The ‘Database (e)State’ project is the product of PhD research undertaken by myself (Tom Keene), a researcher, artist, designer and programmer. The project was prompted by Lambeth Council’s proposed demolition of Cressingham Gardens Estate (CGE) in South London where I have lived since 2006. I am part of the Save Cressingham Gardens Campaign which formed shortly after Lambeth Council included CGE within a borough wide regeneration programme. The project explores how ‘housing databases’ are complicit in the demolition of residential social housing estates in the UK. It aims to elucidate how databases produce some of the bureaucracies and politics that emerge within residential regeneration schemes. And shows the social and technical entanglements of databases, government, activists, and residents facing demolition of their homes.
The things documented on this website act as vehicles to research and discuss the political, social, and cultural implications of the housing database as it performs its work. This body of work should be considered ongoing, speculative, and incomplete, rather than definitive assertions. The approach to this project has required a multi-disciplinary approach that intersects art, design, housing activism, urban planning, housing management, government, law, software development, computer science, and philosophies of technology. The project has been deeply informed by the extraordinary level of expertise that emerged from the Save Cressingham Campaign and residents of Cressingham Gardens Estate - thank you to everybody involved.
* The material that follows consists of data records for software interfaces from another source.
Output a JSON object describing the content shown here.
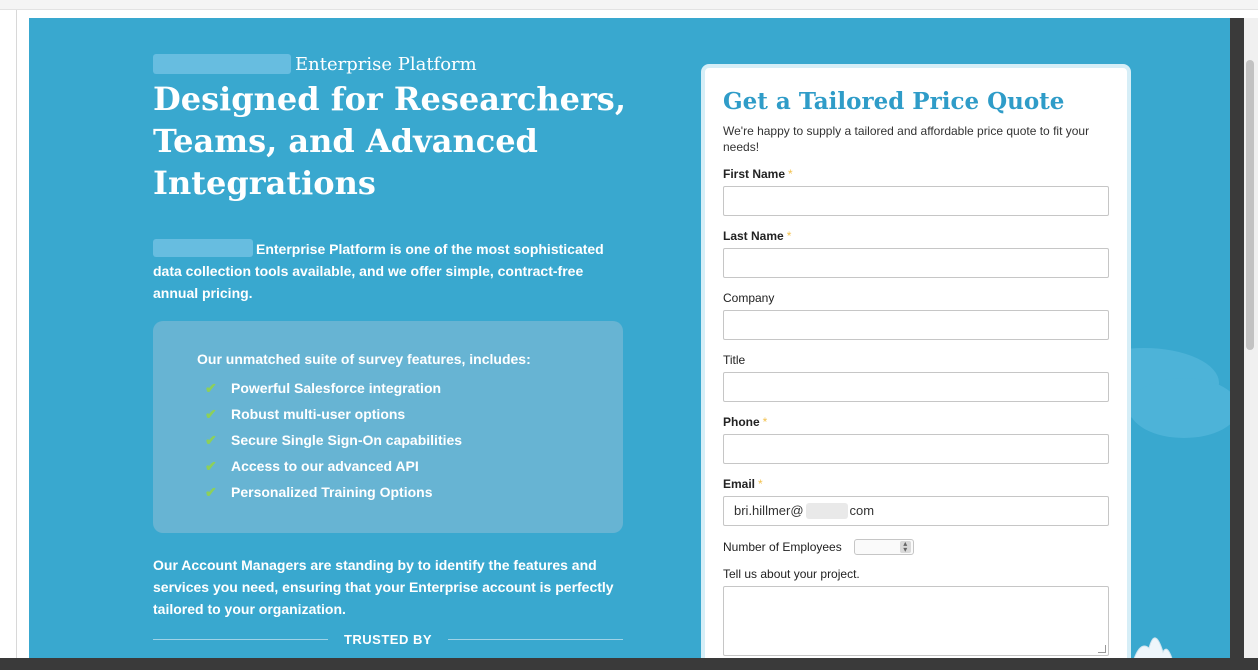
{
  "hero": {
    "brand_suffix": "Enterprise Platform",
    "title": "Designed for Researchers, Teams, and Advanced Integrations",
    "intro": "Enterprise Platform is one of the most sophisticated data collection tools available, and we offer simple, contract-free annual pricing.",
    "features_heading": "Our unmatched suite of survey features, includes:",
    "features": [
      "Powerful Salesforce integration",
      "Robust multi-user options",
      "Secure Single Sign-On capabilities",
      "Access to our advanced API",
      "Personalized Training Options"
    ],
    "account_text": "Our Account Managers are standing by to identify the features and services you need, ensuring that your Enterprise account is perfectly tailored to your organization.",
    "trusted_by": "TRUSTED BY"
  },
  "form": {
    "title": "Get a Tailored Price Quote",
    "subtitle": "We're happy to supply a tailored and affordable price quote to fit your needs!",
    "required_marker": "*",
    "first_name_label": "First Name",
    "last_name_label": "Last Name",
    "company_label": "Company",
    "title_label": "Title",
    "phone_label": "Phone",
    "email_label": "Email",
    "email_value_prefix": "bri.hillmer@",
    "email_value_suffix": "com",
    "employees_label": "Number of Employees",
    "project_label": "Tell us about your project."
  },
  "colors": {
    "background": "#39a8cf",
    "accent": "#2f9cc8",
    "check": "#8dd05a",
    "required_star": "#f2c14e"
  }
}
The project is supervised by Alex Wilkie, and Graham Harwood. Hosted by Department of Design, at Goldsmiths University of London. And funded by the AHRC as part of the Design Star Centre for Doctoral Training.